Makes 20

700g squash/pumpkin of your choice, cut into small cubes

1 large potato (250g), cut into small cubes

2 tbsp sunflower oil

1 tsp cumin seeds

1 tsp black mustard seeds

1 tsp nigella seeds

pinch of asafoetida/hing

1 onion, finely chopped

1 birds eye green chilli, finely sliced

1 tsp ginger paste

1/2 tsp turmeric powder

1 tsp cumin powder

100g frozen peas

2 packets of Jus Filo Sheets 270g each

2 tbsp melted ghee

  1. First place the cubed squash and potatoes in a pan with boiling water and let them soften, which will take around 10 minutes. If they are still a little hard, allow them to cook for a little longer. Strain and place to one side.
  2. In a separate wide pan add the oil and then add the mustard, cumin and nigella seeds followed by the asafoetida. Allow them to move around the pan for around 20 seconds before adding the onion.
  3. Allow the onion to soften for around 8 minutes, before adding the ginger paste and fresh chilli.
  4. Add the squash and potato and cover with the spices along with the cumin and turmeric powder.
  5. Using a fork or potato masher, gently squash the squash and potatoes. You don’t necessarily want it as smooth as mash, but certainly soften from it’s cubed form.
  6. Add the frozen peas and place a lid on the pan for a few minutes, adding a little water if it is becoming too dry. Take off the heat and leave to one side.
  7. Take the filo pastry out of its packet and using one sheet cut into in two horizontally. With the remaining filo pastry cover with a damp cloth.
  8. Working quickly you want to place a spoonful of the filling in the bottom right hand corner of the pastry (see photos). Place a little the melted ghee along the left hand edge of the pastry. Bring the bottom right hand corner of the pastry up to the right hand side at a diagonal to form a triangle (see photos above). Fold over from side to side until you reach the top. Stick the ends with melted ghee and either place on a plate to go into the freezer or one some greaseproof paper on a baking tray. Sprinkle with nigella or sesame seeds.
  9. Work your way through all the filling until it has all been used up. Freeze any left over filo pastry.
  10. If you are cooking immediately heat the oven to 180 degrees.
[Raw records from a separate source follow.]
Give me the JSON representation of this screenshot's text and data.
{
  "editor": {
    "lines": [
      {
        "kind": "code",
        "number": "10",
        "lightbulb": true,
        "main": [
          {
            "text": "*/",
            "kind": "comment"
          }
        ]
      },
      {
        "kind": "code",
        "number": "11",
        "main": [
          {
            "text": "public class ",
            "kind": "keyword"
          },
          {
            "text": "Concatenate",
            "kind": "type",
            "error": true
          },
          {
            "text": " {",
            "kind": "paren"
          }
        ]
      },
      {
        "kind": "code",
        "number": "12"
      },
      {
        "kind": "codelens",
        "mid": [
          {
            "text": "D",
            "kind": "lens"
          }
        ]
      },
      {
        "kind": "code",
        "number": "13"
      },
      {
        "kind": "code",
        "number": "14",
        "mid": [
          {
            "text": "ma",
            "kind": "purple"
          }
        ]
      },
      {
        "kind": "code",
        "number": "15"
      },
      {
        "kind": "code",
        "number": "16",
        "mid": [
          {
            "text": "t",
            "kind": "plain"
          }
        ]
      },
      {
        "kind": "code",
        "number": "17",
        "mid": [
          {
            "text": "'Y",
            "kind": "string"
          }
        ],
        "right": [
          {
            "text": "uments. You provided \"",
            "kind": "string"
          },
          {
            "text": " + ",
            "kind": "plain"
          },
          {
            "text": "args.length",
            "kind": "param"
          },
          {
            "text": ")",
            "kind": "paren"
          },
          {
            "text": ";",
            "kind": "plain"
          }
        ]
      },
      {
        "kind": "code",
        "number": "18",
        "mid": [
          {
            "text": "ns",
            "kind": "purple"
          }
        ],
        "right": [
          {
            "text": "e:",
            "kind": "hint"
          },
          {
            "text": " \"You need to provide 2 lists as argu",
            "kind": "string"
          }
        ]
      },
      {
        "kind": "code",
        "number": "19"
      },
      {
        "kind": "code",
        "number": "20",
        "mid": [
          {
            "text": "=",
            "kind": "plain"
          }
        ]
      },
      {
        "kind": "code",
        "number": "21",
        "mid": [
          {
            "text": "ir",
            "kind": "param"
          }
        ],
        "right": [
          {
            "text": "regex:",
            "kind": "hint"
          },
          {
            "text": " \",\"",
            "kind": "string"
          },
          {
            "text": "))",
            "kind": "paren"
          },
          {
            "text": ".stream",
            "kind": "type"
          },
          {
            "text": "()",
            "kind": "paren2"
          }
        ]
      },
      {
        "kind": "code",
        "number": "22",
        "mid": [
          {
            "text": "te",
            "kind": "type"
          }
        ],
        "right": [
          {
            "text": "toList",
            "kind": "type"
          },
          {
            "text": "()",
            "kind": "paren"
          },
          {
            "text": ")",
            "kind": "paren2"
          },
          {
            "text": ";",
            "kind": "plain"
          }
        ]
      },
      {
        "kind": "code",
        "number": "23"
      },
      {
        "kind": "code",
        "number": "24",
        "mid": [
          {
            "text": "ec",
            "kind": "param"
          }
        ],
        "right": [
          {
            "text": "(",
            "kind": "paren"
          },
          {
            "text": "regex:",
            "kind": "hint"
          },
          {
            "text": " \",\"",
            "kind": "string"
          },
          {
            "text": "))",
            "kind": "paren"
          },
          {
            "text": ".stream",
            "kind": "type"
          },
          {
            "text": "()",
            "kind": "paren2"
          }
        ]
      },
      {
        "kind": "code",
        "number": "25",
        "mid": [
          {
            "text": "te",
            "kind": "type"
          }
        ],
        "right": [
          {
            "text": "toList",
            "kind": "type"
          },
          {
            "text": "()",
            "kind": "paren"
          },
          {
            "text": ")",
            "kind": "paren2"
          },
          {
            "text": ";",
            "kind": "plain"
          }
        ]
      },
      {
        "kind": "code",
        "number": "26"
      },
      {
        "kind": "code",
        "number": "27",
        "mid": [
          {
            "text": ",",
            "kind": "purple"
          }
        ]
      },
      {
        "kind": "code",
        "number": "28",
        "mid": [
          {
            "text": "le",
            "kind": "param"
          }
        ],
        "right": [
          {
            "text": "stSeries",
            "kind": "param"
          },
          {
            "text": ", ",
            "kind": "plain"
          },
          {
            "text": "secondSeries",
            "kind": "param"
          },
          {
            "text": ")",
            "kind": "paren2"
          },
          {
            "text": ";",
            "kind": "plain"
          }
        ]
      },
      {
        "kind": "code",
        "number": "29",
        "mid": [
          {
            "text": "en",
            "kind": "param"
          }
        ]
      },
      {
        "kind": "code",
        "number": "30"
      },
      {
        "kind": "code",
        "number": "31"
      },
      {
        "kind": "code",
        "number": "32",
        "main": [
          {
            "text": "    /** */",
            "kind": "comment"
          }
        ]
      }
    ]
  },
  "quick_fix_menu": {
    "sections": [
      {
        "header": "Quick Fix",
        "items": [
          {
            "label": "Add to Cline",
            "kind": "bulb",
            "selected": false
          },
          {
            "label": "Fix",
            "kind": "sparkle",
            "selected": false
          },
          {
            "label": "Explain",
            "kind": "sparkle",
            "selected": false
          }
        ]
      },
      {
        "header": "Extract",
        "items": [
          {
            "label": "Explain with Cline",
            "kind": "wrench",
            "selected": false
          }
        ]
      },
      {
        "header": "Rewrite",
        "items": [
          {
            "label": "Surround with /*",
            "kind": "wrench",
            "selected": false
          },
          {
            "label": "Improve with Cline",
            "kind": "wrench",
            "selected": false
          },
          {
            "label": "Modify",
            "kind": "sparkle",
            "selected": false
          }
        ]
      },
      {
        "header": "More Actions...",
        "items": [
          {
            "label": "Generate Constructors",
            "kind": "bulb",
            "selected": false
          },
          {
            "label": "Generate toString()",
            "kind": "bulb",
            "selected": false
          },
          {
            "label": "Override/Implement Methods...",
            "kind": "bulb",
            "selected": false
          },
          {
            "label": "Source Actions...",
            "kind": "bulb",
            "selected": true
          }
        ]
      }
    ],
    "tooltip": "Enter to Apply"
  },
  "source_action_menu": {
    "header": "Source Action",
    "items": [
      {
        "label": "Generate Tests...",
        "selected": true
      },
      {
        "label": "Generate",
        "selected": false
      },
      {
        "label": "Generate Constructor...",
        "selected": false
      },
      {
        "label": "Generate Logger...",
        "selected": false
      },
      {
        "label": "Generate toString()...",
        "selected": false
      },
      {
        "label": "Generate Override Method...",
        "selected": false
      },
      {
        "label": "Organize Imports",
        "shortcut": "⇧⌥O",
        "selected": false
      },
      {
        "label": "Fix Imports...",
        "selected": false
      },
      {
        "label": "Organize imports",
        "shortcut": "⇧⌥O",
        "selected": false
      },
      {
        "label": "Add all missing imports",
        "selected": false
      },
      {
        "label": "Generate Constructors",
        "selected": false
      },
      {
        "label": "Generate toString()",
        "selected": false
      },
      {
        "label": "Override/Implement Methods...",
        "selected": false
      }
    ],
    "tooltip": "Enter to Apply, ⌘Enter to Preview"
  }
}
Once the oven is hot place the samosas into the oven for 20 minutes – or until they are nicely bronzed.
  11. Eat when they are nice and hot with either a spiced tomato chutney or perhaps some tamarind and date chutney

If you host a curry for change dinner I would LOVE to hear about it. Take a photo and tag #chilliandmint and #curryforchange on twitter/instagram.